There has been some confusion in the real estate world over the term “manufactured” homes. Most recently the term has been applied to mobile homes — also referred to as single-wide or double-wide homes, which are transported fully finished to mobile home parks.
But “manufactured,” as I understand it, can be applied to a home whose walls, trusses and other components are put together in a warehouse, then shipped on flatbed trailers to a construction site where they are assembled and installed on a standard concrete foundation.
A “modular” home goes a step further, in that entire rooms might be assembled in a warehouse, transported to a work site and then assembled with other modules to make a complete house.
The first home I bought in Colorado was a ranch with walk-out basement in Golden’s Mesa Meadows subdivision. Only after I had moved in did a neighbor share with me how my home was put together in a day or two. Its components were manufactured in Fort Morgan and delivered to Golden only after the concrete foundation was ready to receive them. Anyone looking at the home would think it was a “stick-built” home like the other homes in the neighborhood. When I bought it and when I later sold it, it wasn’t listed on the MLS as “manufactured,” because that would have felt like a misrepresentation, given the type of home it was.
The neighbor who explained that my home was actually built in Fort Morgan and assembled on site, explained how that process made for a better home.
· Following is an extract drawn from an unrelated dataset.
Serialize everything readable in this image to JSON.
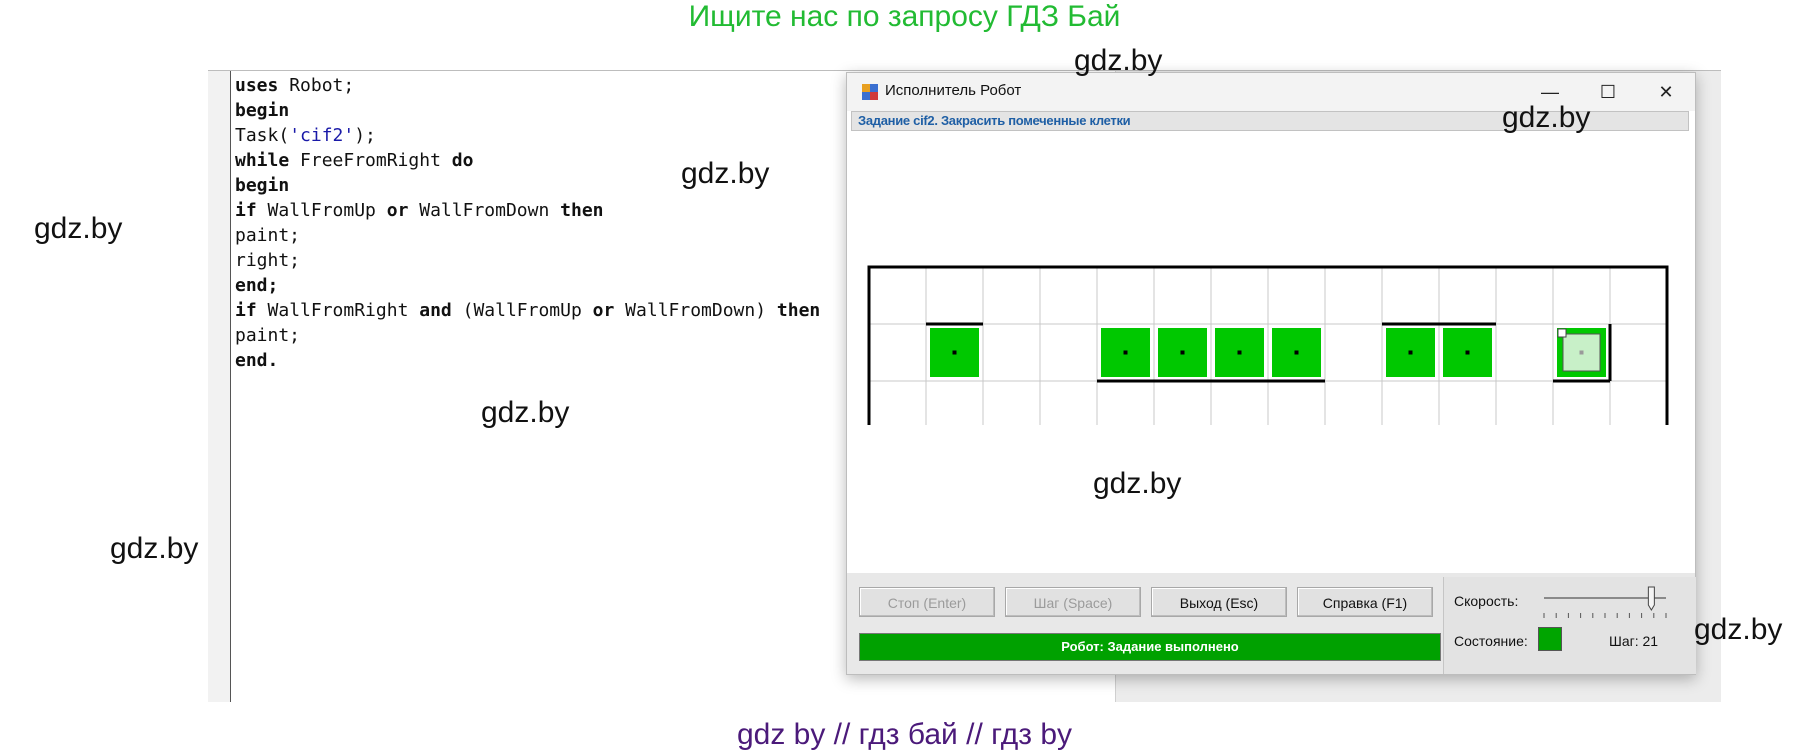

The exterior walls were 2×6 construction (to withstand the rigors of shipment) and they were fully insulated on the factory floor rather than on-site, resulting in better quality control. It made sense to me. It also made me wonder why more homes aren’t built that way.
I remember learning that an affiliate of Habitat for Humanity in Minnesota or Wisconsin constructs homes that way during the cold winter months — having volunteers assemble entire wall units in heated warehouses during cold spells, then delivering them to the site later on.
Every conventionally built home uses roof trusses that are made to order on factory floors and shipped to work sites on flatbed trailers, so why not have wall units made to order as well?
From 1933 to 1940 Sears Roebuck sold mail-order “Kit Homes” that were “pre-cut and fitted.” A 2-story colonial-style home called the “Martha Washington” was sold by Sears for $3,727. Other kit homes had names like the Cape Cod, the Ridgeland, the Franklin, the Dayton, and the Collingwood. See below for that model’s description from the Sears catalog. Many homes in Denver were built from Sears kits, but you’d never know it. Original owners of those homes are long gone, and the current owners of them probably have no idea.
There are definite economies to building homes that are “pre-cut” and partially pre-assembled off-site. For one thing, the factory workers can work every day regardless of the weather and even in multiple shifts. They can be more productive in a heated warehouse. There will be more efficient use of materials and more recycling and reuse as well.
Right now, the growing “tiny home” market is doing such construction and delivering modules or even entire homes to work sites, enjoying great economies in doing so. There is no reason that more elements of larger homes couldn’t be built off-site and delivered to construction sites for final assembly.
One example of off-site modular construction utilized in the building of sustainable homes is Structural Insulated Panels or “SIPs,” shown here. Two sheets of sheathing have 4 to 5 inches of foam insulation between them. SIPs can replace walls built with wood framing and provide superior insulation.
Impresa Modular is a West Virginia company with a great website (www.ImpresaModular.com) describing the many kinds of off-site home construction methodologies they employ and sell.
There is so much innovation happening in home construction, much of which can not only reduce construction costs but can result in better insulated homes.
Here’s a picture of the manufactured home belonging to Butch Roberts of Salida, who sent the comment below: